Also, Personal Injury Protection pays out regardless of who caused the accident. But carrying Personal Injury Protection is optional in parts of the Union and mandatory in others.
American states that require drivers to carry Personal Injury Protection (PIP), are commonly called no-fault states, meaning that the driver’s own insurer pays for hospital bills and damages in an accident or regardless if the other driver has insurance coverage or not.
Of course, drivers should always carry as much coverage as possible but how much Personal Injury Protection they ultimately decide on depends on the cost of carrying higher coverage and their budget, as well as how much medical coverage a driver already carries.
One of the main reasons states require mandatory Personal Injury Protection coverage is that it keeps the courts uncluttered with frivolous legal suits, as well as keeping insurance premiums low.
And while the coverage is not optional in Kansas, Massachusetts, Minnesota, Michigan, New York, North Dakota, Pennsylvania, Utah and Hawaii, drivers in Florida, New Jersey and Kentucky can choose between Personal Injury Protection coverage or tort coverage. Tort-state drivers are able to sue the other driver in an accident in order to recover damages.
For those drivers in states where Personal Injury Protection isn’t mandatory, other comparable insurance options could be available:
- Medical Payments Coverage – Pays for medical bills for drivers and their passengers after a car accident regardless of who was at fault. Death benefits are also typically covered. This type of coverage also covers a driver in someone else’s vehicle.
- Underinsured Motorist Coverage – Often confused with Uninsured Motorist Coverage, this coverage makes up the difference when the insured driver runs into a driver with low levels of liability insurance.
- Uninsured Motorist Coverage – This coverage pays out for covered drivers in an accident with another motorist without car insurance at all.

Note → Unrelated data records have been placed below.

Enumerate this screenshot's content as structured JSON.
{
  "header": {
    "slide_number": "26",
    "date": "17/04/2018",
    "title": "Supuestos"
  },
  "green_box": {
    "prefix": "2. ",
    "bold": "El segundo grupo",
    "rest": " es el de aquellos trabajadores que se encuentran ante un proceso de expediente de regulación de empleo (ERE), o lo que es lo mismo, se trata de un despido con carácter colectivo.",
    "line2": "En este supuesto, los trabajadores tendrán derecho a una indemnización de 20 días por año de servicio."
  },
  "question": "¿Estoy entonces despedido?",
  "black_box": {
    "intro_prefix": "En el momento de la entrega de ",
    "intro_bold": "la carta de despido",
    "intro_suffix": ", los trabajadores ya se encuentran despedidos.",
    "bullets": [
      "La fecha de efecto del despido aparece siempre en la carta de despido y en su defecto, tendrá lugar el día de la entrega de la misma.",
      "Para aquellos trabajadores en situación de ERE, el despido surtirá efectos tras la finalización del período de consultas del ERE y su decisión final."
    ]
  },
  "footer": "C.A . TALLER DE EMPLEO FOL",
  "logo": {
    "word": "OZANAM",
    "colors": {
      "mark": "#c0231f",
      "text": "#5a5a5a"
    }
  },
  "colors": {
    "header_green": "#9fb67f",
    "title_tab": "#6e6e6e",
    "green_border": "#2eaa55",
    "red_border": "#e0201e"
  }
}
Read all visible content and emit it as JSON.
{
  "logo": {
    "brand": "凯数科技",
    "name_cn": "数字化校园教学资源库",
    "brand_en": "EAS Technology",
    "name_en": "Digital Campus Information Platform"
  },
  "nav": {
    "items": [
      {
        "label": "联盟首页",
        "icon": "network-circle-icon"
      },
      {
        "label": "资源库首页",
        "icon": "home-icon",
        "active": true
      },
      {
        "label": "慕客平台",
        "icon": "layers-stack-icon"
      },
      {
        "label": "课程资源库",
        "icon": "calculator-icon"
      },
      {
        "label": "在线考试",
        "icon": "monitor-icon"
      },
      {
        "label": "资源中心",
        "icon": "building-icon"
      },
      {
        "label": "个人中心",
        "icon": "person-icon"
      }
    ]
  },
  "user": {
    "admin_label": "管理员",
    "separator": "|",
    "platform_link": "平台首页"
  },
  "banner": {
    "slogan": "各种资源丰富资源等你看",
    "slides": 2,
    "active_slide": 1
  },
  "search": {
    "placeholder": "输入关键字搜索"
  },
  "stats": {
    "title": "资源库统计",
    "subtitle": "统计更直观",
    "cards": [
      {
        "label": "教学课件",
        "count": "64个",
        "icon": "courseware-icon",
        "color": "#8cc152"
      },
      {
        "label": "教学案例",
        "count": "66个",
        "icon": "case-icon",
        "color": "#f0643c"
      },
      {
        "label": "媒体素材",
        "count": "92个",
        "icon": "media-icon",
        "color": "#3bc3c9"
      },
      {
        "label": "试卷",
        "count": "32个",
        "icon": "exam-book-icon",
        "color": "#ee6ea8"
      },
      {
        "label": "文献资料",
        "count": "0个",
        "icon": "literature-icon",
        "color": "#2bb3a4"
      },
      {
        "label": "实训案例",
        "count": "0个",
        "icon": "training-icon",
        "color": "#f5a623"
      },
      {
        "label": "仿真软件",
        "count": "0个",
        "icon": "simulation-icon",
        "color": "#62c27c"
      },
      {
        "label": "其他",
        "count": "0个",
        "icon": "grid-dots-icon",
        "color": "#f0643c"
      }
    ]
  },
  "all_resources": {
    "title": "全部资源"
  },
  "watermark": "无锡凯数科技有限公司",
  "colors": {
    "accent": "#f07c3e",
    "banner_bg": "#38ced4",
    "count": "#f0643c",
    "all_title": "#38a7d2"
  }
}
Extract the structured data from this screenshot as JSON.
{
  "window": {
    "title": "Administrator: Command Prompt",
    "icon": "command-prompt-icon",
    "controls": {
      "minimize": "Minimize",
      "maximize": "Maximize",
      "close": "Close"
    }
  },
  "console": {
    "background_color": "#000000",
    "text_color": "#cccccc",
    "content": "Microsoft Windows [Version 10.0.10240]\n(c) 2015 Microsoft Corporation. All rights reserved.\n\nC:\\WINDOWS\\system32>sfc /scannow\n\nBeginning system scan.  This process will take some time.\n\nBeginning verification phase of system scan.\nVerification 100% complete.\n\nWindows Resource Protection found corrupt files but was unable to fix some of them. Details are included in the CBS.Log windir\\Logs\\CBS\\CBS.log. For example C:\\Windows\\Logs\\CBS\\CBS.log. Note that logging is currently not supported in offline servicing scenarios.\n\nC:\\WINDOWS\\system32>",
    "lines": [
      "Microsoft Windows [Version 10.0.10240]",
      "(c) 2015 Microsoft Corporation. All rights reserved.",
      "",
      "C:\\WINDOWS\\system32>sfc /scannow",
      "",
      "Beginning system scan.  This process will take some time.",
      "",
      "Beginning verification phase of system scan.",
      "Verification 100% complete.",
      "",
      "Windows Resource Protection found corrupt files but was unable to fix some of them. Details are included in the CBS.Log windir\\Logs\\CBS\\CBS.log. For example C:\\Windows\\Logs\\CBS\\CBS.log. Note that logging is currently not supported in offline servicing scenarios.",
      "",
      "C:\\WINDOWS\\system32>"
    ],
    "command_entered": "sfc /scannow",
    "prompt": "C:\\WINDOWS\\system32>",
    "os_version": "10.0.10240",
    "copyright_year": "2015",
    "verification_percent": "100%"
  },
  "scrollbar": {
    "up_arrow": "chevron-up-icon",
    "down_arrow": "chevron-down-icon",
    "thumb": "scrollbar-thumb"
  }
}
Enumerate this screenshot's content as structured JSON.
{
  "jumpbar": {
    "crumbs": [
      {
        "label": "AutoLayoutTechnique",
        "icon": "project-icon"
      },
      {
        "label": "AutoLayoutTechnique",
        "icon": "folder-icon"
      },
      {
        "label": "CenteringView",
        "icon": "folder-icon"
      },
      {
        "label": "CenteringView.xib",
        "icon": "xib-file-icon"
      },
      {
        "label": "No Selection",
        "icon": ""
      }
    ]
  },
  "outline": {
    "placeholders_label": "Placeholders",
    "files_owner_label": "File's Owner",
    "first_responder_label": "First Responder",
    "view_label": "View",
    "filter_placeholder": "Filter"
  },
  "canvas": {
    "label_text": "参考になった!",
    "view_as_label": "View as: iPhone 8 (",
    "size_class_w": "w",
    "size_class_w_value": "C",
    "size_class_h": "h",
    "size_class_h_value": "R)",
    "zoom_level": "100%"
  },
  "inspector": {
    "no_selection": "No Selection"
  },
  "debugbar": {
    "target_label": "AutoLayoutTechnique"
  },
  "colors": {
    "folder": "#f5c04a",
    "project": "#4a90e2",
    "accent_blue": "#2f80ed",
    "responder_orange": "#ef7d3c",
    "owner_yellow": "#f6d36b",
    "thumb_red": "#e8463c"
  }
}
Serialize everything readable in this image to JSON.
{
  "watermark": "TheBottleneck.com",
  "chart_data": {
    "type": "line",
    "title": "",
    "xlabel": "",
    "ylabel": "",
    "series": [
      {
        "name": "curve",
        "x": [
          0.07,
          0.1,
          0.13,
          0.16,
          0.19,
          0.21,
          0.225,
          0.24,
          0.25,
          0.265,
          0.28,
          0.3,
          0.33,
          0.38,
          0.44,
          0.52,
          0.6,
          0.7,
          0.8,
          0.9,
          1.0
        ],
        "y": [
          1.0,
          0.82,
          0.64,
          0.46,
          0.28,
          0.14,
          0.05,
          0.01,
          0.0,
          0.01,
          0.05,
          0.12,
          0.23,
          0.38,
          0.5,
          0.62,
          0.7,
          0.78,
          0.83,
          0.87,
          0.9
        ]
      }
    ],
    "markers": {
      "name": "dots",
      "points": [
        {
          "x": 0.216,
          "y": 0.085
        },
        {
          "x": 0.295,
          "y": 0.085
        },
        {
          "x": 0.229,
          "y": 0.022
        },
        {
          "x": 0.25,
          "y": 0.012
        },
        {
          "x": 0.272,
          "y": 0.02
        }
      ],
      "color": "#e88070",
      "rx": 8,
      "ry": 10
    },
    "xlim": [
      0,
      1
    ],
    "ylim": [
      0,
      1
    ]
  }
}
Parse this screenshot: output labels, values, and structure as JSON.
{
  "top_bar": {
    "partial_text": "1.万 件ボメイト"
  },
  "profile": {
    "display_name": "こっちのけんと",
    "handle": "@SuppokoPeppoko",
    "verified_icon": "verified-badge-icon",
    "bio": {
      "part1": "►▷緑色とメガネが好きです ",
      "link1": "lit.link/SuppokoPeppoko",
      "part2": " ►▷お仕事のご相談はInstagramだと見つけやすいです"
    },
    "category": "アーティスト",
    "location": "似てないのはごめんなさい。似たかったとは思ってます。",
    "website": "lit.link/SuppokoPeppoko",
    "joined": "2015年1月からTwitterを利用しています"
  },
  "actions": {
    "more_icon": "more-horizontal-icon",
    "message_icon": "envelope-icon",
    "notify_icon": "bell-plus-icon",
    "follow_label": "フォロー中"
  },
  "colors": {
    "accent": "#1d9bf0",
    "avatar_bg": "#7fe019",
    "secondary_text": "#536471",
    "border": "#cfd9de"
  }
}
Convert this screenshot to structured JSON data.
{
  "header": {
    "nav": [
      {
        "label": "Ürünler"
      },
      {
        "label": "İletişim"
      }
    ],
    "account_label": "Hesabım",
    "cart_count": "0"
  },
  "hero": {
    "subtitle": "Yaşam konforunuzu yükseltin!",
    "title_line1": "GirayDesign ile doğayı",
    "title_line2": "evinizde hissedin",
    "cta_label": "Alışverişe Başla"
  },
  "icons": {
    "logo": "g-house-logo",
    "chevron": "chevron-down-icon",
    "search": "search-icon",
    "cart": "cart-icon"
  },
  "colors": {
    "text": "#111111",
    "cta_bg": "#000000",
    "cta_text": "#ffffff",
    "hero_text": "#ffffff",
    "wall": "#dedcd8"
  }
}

And whether drivers hail from no-fault states or not, everyone can benefit from learning more about how their car insurance coverage affects them as well as how they could save money on insurance premiums and while at first a car insurance policy may seem unintelligible the first time, its mysteries are soon revealed once a driver learns more about their policy and its coverage combinations.
To that end, AutoInsuranceMonitor has devoted itself to informing drivers of the most up-to-date changes regarding car insurance in their state, the most helpful car insurance FAQ directory on the Web, and links to some of the top insurers in the Nation like AAA, Allstate, Nationwide and more.